**WHAT YOU WILL DO**
Pick out the lines below that contain the string "dest" and copy them all.

───── DATA SUPPLIED

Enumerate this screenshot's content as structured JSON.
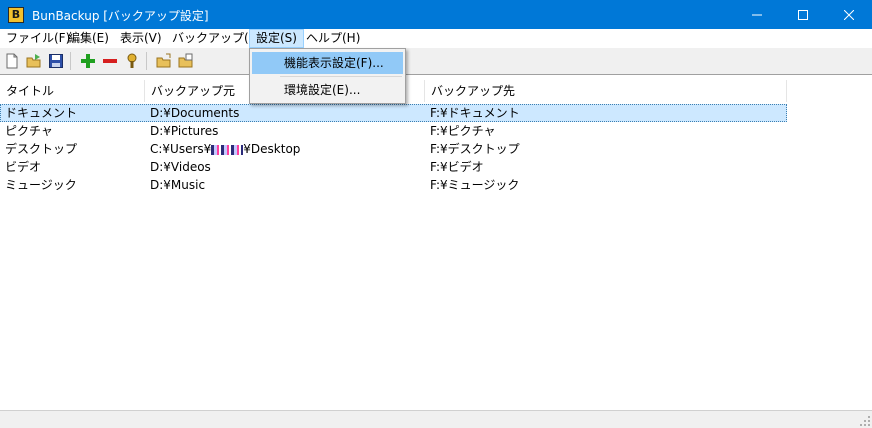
{
  "window": {
    "title": "BunBackup [バックアップ設定]",
    "app_icon": "bunbackup-icon"
  },
  "menubar": {
    "items": [
      {
        "label": "ファイル(F)"
      },
      {
        "label": "編集(E)"
      },
      {
        "label": "表示(V)"
      },
      {
        "label": "バックアップ(B)"
      },
      {
        "label": "設定(S)",
        "active": true
      },
      {
        "label": "ヘルプ(H)"
      }
    ]
  },
  "toolbar": {
    "buttons": [
      "new-file-icon",
      "open-folder-icon",
      "save-icon",
      "add-icon",
      "remove-icon",
      "properties-icon",
      "backup-folder-icon",
      "restore-folder-icon"
    ]
  },
  "settings_menu": {
    "items": [
      {
        "label": "機能表示設定(F)...",
        "highlighted": true
      },
      {
        "label": "環境設定(E)..."
      }
    ]
  },
  "list": {
    "columns": [
      "タイトル",
      "バックアップ元",
      "バックアップ先"
    ],
    "rows": [
      {
        "title": "ドキュメント",
        "source": "D:¥Documents",
        "dest": "F:¥ドキュメント",
        "selected": true
      },
      {
        "title": "ピクチャ",
        "source": "D:¥Pictures",
        "dest": "F:¥ピクチャ"
      },
      {
        "title": "デスクトップ",
        "source_prefix": "C:¥Users¥",
        "source_suffix": "¥Desktop",
        "dest": "F:¥デスクトップ"
      },
      {
        "title": "ビデオ",
        "source": "D:¥Videos",
        "dest": "F:¥ビデオ"
      },
      {
        "title": "ミュージック",
        "source": "D:¥Music",
        "dest": "F:¥ミュージック"
      }
    ]
  },
  "colors": {
    "titlebar": "#0078d7",
    "selection": "#cde8ff",
    "menu_highlight": "#91c9f7"
  }
}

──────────

**EXPECTED OUTPUT**
        "dest": "F:¥ドキュメント",
        "dest": "F:¥ピクチャ"
        "dest": "F:¥デスクトップ"
        "dest": "F:¥ビデオ"
        "dest": "F:¥ミュージック"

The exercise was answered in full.